- by Carol Standish
There's a disparaging rumor around the boaty literary circles that Linda Greenlaw wrote her book, The Hungry Ocean (Hyperion; 265pp; $22.95) just because of Sebastian Junger's bestseller, The Perfect Storm. No "just because" about it. Greenlaw's first sentence tells it like it is, "I have been fishing commercially for seventeen years, and up until the summer of 1997, nobody cared…The Perfect Storm [brought] attention and opportunity." She continues to tell it like it is for 265 pages. Smart woman.
Without giving too much space to Junger's book, everybody's read it, everybody loved it. It is a tale of sound and fury told by a combination of hypothesis and prodigious research. Junger gives life to his victims by describing their lives ashore. The storm is described by timetables and measurements and calculations, an entirely engrossing story but tinged with the theoretical.
In The Hungry Ocean you are on the boat. You have signed on to the 100 foot Hannah Boden swordfishing vessel out of Gloucester, Massachusetts for the duration. The only escape is to jump overboard or slam the book shut and I bet you can't do that even if you do feel a little queasy or claustrophobic. You are committed, even trapped out east of the Banks trying to stay out of the way of five highly motivated, slightly crazed, well-seasoned fishermen and the adrenaline-shocked alertness of their captain.
Greenlaw's book is intense in a far different way than Junger's. The reader becomes part of the daily routine on the Hannah Boden, and it is grindingly hard. While the boat is steaming for 5 days to the fishing ground the crew is busy preparing the gear. First, hooks are fitted with light sticks and attached to a leader. Each leader is attached to the 40 mile main line. At other intervals electronic locating beepers and floats are also attached. Thus fitted the line is wound onto a drum, ready to set. "Once the gear is in order, the crew find themselves with idle time, which leads to boredom [and] discontent [which would] soon put pressure on me to get the fishing under way…to keep the crew busy."
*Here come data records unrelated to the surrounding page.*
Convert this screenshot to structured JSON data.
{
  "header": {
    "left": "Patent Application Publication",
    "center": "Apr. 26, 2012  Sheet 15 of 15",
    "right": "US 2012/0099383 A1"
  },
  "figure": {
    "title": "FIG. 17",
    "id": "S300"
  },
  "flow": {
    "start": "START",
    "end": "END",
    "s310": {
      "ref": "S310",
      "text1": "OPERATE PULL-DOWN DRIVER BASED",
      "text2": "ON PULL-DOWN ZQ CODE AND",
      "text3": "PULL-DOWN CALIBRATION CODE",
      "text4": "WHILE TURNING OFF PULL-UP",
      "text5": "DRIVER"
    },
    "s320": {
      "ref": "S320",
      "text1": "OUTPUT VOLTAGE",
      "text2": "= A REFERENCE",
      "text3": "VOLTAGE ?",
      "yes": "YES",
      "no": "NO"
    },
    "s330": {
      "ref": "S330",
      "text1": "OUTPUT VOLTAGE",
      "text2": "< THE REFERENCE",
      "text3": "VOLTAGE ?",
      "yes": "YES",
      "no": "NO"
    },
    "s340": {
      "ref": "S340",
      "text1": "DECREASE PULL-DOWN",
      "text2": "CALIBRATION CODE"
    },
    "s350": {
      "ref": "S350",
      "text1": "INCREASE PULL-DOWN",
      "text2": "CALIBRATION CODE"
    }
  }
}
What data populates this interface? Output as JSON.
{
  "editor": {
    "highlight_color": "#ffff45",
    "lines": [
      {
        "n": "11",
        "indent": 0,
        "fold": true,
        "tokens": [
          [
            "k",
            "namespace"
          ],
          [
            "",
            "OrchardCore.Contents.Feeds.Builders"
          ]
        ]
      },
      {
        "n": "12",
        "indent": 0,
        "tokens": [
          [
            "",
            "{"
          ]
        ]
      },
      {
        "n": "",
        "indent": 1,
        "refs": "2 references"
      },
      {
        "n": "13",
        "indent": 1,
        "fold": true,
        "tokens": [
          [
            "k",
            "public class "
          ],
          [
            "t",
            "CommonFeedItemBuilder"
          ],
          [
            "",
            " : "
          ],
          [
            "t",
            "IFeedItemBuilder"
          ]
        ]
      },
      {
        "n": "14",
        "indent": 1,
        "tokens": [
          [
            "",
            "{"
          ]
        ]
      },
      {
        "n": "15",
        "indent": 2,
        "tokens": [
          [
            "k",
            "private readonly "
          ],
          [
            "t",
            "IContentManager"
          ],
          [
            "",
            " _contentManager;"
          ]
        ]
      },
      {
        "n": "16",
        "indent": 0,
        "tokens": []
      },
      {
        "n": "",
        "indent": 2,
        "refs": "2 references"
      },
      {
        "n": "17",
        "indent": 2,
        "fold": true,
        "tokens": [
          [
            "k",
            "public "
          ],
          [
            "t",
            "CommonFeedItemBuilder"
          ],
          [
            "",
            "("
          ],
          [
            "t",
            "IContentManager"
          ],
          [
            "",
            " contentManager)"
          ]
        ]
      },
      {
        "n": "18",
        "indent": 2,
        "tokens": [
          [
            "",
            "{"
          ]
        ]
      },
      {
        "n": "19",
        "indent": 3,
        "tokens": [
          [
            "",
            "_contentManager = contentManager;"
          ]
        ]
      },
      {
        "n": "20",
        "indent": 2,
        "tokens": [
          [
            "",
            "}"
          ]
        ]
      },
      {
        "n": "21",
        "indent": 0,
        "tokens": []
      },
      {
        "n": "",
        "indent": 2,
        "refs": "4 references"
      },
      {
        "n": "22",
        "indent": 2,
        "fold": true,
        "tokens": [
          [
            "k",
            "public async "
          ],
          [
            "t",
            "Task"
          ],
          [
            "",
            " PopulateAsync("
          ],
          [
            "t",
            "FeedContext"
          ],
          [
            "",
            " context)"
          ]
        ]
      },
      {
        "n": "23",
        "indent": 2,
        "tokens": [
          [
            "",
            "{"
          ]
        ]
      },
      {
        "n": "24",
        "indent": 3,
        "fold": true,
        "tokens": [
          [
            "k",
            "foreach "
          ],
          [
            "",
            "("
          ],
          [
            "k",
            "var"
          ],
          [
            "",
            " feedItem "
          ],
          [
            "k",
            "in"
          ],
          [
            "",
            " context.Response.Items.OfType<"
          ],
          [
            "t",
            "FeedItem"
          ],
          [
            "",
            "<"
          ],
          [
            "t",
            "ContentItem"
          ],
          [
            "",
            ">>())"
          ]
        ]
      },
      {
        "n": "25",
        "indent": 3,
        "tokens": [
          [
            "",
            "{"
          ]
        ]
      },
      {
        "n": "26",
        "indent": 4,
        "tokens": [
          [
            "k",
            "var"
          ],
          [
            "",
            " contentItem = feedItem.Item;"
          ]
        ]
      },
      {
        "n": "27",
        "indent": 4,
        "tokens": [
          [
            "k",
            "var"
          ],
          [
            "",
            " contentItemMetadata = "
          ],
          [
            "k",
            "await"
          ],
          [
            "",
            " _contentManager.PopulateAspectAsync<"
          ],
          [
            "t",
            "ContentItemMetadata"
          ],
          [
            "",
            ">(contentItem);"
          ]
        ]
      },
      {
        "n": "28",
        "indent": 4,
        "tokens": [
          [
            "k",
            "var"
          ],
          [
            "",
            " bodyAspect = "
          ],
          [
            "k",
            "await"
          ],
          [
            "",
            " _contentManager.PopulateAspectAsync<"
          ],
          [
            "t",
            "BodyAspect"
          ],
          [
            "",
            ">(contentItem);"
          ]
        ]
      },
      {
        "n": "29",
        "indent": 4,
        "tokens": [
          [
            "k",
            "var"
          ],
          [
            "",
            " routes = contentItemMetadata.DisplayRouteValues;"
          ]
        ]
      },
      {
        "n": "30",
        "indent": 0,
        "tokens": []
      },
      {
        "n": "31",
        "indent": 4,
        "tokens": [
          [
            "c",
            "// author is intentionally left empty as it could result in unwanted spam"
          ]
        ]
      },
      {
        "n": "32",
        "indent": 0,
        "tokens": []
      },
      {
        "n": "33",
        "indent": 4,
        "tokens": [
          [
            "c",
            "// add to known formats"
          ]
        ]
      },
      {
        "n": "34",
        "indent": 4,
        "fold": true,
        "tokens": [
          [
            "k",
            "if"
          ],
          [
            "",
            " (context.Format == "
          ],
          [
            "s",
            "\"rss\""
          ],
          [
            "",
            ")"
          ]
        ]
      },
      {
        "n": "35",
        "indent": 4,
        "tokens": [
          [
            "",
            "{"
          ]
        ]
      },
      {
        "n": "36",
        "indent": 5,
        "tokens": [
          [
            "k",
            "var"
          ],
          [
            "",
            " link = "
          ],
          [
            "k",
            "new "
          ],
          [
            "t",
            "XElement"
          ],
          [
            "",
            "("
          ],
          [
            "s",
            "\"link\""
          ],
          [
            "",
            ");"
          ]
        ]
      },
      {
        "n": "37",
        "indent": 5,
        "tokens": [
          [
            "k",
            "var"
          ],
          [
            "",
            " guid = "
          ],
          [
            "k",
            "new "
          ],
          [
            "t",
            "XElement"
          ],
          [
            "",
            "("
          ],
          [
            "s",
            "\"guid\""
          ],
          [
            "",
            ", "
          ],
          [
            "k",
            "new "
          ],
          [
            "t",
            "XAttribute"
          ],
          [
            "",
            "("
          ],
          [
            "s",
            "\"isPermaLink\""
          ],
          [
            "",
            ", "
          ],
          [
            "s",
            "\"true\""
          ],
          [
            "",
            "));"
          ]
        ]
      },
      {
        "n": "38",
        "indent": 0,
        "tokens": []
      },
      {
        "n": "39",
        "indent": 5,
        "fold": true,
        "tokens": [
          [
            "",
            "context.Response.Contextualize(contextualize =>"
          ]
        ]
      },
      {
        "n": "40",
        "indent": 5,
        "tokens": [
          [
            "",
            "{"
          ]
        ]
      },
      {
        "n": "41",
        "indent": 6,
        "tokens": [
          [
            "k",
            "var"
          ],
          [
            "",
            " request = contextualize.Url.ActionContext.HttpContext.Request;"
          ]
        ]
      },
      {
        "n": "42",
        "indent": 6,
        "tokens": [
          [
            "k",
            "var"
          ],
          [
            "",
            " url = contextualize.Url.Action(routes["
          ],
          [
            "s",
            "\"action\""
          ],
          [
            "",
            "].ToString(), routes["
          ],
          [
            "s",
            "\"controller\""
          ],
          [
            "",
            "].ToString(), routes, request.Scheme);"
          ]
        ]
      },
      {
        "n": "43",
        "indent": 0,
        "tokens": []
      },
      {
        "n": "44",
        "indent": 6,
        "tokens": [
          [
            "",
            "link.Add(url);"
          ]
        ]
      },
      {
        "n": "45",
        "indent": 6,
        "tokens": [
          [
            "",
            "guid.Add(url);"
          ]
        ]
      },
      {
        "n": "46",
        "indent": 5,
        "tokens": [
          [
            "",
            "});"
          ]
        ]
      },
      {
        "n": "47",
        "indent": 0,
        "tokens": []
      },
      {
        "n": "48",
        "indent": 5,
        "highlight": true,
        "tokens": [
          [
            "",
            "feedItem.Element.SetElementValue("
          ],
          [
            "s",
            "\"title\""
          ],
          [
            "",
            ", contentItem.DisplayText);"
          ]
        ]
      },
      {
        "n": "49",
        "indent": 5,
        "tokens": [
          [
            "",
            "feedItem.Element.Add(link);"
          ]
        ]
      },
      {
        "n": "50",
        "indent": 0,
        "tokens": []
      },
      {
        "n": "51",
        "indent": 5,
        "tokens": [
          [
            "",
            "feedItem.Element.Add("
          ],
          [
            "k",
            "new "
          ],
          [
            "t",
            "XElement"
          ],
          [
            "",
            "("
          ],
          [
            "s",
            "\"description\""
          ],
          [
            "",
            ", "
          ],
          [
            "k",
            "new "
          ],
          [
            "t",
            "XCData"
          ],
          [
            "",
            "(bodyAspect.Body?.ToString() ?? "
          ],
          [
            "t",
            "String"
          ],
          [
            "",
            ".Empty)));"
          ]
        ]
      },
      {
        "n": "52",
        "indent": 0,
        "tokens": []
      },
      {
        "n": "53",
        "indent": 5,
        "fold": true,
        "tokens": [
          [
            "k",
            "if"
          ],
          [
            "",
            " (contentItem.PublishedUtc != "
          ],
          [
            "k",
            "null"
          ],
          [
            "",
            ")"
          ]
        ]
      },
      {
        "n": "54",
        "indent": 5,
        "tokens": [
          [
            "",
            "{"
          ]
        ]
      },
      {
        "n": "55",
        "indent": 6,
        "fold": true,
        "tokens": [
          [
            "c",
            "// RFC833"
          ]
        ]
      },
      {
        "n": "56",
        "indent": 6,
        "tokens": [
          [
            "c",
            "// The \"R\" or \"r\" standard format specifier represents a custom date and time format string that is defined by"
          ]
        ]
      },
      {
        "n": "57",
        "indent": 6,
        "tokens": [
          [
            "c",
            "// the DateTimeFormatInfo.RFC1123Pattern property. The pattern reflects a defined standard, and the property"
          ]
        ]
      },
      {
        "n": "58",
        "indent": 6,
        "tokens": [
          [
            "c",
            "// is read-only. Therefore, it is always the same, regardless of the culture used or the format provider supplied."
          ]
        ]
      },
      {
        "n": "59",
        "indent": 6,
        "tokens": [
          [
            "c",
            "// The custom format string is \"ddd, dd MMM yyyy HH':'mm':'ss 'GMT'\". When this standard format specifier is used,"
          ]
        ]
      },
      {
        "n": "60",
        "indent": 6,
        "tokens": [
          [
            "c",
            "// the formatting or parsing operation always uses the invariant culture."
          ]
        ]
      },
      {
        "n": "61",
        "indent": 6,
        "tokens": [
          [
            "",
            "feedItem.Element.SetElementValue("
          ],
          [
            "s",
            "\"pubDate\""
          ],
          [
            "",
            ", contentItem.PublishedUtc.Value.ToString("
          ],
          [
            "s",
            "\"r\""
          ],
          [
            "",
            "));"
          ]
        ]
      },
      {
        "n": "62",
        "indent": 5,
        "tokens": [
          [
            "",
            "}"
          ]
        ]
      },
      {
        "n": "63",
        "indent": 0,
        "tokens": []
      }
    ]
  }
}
The crew is Captain Greenlaw's first priority, right after finding and catching fish. "My present crew might terrorize Gloucester when we're ashore, but they have always behaved as gentlemen in my presence." The men are a palpable presence in the book. The reader smells their sweat, scratches their salty skin, struggles, spits, swears, and chuckles with them at their bad jokes on each other. Despite tensions, ably addressed by their no-nonsense captain, they work as a well-oiled team breaking their backs for the common good…a trip from which they all come back alive to a good paycheck.
The fishing starts when the captain finds a "break," an area in the ocean where warm water meets cold. She has been taking multi-depth temperature readings for many hours. When she finds the spot, the 40 miles of main line is paid out. It takes an average of 21 hours to set and haul, simultaneously cleaning the fish and packing them in the hold. Crew and captain alike are lucky to get three hours of sleep between sets. Then they do it all over again—for a month.
Greenlaw has a talent for vivid description, "waves crashing into and onto the Hannah Boden in sync with 70 knot winds created a throbbing steel vibrato." And although she is often describing grueling, repetitive work she creates a tension and pace that exhausts even the reader. The book is full of discreet detail and Greenlaw's own passion for her profession, "I continued to haul, and soon the angle at which the line exited the water increased…as the angle sharpened and the line tightened, so did my excitement. I had been through this drill thousands of times, landed thousands of fish, and each was as exciting as the first. Just a hint of weight on the mainline was enough to wind me up tight."
As for being female, she says, "it hasn't been a big deal…I have been surprised…by the number of people who are genuinely amazed that a woman might be capable of running a fishing boat. Frankly, I'm amazed that they're amazed." The most skilled and competent men of her crew take the liberty of calling their captain, "Ma." In their culture the title is a reverential compliment. They know why she makes the "big bucks," they know why she stands at the "pointy end" of the boat. Now we all do. Smart woman, great book.